Task requirements |
Which lines of the entries below contain the string "data"? Copy each one.

────

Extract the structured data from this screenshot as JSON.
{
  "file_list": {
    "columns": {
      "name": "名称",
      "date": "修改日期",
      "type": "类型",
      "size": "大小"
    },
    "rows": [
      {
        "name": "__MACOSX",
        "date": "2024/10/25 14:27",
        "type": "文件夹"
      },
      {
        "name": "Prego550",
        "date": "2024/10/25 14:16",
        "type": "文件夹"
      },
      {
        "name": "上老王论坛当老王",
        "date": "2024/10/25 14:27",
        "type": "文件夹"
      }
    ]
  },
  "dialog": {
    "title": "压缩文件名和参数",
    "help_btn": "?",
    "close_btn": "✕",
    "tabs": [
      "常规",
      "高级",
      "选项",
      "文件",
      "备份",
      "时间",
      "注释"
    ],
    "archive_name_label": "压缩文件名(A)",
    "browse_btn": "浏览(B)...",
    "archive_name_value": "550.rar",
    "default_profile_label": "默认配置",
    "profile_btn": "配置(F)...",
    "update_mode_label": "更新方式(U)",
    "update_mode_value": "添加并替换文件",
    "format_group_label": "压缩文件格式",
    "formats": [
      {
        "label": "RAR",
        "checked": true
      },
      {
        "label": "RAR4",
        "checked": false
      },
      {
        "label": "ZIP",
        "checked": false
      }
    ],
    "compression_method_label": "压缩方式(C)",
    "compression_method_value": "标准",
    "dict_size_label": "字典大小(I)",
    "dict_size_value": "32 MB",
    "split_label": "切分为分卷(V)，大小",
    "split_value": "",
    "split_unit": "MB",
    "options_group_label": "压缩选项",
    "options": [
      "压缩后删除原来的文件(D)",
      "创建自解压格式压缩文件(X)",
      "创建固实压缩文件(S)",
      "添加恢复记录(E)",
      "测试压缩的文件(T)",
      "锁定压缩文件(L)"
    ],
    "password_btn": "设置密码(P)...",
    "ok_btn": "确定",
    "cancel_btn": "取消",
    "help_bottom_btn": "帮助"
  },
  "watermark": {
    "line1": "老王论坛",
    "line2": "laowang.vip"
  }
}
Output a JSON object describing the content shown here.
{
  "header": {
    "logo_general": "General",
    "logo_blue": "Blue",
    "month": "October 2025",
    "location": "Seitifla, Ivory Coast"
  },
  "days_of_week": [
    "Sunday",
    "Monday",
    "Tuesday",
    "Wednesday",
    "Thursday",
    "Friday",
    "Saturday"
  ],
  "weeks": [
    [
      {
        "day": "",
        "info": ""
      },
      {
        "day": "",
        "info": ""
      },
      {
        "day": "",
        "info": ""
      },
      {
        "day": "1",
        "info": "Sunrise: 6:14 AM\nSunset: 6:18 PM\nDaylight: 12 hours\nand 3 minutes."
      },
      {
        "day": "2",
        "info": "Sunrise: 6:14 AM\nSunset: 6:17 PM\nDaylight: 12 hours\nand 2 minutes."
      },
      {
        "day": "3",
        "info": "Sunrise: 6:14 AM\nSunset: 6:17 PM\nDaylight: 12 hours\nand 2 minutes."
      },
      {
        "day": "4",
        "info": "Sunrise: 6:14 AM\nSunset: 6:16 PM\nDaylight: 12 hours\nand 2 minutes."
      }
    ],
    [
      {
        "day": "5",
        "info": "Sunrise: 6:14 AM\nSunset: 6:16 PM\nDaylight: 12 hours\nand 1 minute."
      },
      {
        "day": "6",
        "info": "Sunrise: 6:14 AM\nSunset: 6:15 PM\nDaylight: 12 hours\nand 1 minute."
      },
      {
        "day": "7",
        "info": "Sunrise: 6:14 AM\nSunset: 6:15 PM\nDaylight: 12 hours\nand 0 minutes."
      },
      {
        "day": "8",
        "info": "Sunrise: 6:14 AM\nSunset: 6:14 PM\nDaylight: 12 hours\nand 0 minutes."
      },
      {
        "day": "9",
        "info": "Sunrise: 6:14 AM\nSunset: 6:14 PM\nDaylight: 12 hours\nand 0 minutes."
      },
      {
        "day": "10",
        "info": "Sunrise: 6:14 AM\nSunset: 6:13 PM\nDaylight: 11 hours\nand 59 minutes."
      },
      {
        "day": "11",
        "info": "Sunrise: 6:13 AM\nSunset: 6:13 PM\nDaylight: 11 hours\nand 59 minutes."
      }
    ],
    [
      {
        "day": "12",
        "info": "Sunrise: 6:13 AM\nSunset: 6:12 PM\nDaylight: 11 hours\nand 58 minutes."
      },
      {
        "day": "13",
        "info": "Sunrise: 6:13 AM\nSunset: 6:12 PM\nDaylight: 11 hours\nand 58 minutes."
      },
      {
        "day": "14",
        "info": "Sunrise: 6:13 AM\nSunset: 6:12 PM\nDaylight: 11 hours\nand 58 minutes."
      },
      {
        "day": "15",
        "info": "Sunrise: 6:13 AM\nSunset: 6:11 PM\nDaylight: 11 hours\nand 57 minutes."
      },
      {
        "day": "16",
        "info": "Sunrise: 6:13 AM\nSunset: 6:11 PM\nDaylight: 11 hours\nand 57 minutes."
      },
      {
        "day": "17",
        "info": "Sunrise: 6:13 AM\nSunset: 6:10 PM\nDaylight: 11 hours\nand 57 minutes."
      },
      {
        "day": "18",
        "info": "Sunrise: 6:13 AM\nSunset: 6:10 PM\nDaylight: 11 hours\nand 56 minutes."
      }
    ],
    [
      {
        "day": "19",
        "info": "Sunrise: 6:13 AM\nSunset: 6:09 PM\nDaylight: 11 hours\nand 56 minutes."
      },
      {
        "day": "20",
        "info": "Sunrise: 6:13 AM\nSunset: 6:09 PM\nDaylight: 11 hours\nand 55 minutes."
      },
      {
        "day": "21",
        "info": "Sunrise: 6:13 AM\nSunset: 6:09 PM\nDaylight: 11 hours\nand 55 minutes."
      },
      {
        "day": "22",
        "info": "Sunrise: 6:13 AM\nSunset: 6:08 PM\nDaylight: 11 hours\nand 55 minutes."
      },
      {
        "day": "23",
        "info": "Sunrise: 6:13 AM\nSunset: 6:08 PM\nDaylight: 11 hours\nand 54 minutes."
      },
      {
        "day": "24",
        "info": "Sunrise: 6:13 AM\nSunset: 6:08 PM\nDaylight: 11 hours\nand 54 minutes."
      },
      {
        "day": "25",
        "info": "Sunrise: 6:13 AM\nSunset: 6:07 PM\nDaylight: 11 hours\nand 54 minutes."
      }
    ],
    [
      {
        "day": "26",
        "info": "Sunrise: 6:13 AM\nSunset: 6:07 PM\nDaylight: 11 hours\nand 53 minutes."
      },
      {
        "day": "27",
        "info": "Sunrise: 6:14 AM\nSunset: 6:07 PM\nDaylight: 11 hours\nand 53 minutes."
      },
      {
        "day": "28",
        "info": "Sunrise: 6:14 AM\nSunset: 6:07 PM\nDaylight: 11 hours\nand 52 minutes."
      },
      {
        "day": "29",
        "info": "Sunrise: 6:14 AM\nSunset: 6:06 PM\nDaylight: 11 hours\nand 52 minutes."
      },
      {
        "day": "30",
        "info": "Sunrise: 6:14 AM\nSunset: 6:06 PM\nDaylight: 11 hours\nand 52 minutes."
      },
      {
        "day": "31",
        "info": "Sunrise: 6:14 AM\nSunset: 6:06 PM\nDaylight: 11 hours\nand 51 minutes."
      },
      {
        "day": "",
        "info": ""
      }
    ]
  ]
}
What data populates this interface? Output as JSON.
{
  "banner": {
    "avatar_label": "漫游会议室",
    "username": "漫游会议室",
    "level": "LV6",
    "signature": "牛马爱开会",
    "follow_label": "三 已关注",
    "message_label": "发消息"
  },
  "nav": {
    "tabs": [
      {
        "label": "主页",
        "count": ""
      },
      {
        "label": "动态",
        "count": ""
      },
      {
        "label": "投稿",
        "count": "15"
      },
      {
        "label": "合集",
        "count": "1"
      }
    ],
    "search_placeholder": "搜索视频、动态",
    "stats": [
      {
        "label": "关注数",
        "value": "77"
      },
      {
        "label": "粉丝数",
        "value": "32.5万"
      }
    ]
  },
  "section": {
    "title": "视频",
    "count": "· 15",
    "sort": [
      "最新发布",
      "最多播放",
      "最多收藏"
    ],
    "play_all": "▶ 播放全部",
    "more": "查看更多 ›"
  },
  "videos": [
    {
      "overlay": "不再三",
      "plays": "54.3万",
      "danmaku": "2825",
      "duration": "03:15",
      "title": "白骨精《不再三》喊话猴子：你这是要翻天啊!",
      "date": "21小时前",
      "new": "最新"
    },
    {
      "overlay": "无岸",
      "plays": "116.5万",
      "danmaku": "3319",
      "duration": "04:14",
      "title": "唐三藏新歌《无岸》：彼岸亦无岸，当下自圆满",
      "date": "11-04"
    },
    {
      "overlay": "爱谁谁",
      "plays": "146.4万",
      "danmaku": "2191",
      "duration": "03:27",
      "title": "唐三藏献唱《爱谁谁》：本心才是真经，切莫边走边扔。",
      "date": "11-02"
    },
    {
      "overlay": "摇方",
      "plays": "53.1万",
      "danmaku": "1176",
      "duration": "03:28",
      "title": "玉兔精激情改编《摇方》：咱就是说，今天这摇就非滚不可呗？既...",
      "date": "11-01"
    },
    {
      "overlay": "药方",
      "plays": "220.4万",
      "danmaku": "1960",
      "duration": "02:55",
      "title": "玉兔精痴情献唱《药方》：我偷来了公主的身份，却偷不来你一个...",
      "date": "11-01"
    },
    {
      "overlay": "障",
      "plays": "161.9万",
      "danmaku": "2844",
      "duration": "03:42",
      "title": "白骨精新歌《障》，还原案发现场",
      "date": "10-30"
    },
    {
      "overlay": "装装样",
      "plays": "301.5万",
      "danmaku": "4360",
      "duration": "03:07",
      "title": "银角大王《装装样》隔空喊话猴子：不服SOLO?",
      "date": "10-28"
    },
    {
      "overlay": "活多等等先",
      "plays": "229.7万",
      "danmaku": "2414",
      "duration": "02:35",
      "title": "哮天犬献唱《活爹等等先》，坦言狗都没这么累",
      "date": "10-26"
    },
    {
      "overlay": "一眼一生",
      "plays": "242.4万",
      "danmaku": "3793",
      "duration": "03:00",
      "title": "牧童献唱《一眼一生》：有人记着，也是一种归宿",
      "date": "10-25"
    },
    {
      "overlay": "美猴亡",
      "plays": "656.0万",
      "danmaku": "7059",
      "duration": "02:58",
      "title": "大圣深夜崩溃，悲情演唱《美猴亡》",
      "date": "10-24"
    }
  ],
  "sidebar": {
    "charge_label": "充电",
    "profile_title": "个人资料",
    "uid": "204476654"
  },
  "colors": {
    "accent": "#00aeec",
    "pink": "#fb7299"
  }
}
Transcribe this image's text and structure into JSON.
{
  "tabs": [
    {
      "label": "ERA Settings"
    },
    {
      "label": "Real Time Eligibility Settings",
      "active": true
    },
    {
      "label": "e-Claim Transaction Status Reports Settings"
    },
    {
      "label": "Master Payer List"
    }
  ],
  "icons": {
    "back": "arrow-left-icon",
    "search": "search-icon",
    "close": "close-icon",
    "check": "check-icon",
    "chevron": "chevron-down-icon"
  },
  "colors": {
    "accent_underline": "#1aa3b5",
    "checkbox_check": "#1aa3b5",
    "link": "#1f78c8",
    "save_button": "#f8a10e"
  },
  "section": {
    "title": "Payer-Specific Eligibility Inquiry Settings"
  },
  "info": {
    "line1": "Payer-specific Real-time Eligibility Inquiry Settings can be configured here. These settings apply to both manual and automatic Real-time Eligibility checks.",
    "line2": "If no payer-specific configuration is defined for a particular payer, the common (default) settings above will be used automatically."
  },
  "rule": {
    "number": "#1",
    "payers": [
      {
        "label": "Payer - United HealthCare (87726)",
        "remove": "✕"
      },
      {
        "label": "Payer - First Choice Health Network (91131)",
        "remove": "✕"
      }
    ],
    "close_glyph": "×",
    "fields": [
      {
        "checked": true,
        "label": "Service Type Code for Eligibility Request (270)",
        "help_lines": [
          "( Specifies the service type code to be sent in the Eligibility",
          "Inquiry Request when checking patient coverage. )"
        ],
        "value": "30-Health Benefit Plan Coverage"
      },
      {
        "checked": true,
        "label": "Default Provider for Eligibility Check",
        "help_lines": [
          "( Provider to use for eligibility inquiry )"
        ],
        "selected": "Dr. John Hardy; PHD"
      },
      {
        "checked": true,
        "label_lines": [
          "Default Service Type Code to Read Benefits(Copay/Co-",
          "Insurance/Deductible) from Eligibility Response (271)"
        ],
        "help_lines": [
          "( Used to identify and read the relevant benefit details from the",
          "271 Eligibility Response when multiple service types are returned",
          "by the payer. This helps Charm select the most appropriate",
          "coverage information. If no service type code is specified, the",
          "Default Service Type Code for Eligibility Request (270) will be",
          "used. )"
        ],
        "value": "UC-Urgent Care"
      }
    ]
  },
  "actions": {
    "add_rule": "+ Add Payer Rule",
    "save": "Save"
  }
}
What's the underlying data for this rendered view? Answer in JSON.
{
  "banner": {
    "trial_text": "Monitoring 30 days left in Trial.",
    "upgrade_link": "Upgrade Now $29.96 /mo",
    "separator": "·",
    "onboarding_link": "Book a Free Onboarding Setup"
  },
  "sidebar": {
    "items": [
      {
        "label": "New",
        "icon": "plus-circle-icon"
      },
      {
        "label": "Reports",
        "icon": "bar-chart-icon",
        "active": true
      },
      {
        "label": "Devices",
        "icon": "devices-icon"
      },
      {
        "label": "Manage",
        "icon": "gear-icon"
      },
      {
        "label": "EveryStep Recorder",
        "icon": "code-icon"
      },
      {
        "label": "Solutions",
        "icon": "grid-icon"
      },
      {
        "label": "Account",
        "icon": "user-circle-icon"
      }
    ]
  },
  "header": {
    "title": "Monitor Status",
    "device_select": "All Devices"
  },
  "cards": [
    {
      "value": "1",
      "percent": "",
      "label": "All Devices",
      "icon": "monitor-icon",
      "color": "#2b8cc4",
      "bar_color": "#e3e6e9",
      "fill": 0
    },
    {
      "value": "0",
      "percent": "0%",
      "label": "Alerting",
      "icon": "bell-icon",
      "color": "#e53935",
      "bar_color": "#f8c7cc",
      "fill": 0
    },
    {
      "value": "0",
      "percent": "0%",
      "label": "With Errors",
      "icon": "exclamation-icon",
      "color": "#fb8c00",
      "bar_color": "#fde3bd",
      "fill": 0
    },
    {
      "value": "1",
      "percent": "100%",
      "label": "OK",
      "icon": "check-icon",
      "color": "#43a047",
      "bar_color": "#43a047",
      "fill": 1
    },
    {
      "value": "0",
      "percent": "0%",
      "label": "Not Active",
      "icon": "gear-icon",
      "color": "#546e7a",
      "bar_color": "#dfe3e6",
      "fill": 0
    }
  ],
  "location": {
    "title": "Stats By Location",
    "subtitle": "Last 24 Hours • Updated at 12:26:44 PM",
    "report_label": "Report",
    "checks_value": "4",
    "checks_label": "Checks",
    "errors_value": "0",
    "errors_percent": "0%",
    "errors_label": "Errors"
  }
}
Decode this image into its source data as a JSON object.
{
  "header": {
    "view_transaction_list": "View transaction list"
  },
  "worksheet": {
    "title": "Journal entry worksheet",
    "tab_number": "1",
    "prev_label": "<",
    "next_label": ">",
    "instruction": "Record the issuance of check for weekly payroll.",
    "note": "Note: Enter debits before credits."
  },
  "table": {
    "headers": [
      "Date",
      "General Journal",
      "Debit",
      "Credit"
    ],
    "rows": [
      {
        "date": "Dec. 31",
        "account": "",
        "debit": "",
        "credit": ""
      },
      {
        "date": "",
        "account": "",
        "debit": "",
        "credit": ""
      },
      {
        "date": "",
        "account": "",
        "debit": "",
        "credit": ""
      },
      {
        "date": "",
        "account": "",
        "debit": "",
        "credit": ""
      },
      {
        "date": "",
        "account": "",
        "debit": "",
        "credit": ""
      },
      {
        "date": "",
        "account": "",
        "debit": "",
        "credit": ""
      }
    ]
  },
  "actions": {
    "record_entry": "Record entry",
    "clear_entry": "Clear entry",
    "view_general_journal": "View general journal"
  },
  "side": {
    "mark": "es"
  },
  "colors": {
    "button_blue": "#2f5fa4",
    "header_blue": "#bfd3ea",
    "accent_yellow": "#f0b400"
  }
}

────

Solution to this task |
Extract the structured data from this screenshot as JSON.
What data populates this interface? Output as JSON.
What's the underlying data for this rendered view? Answer in JSON.
Decode this image into its source data as a JSON object.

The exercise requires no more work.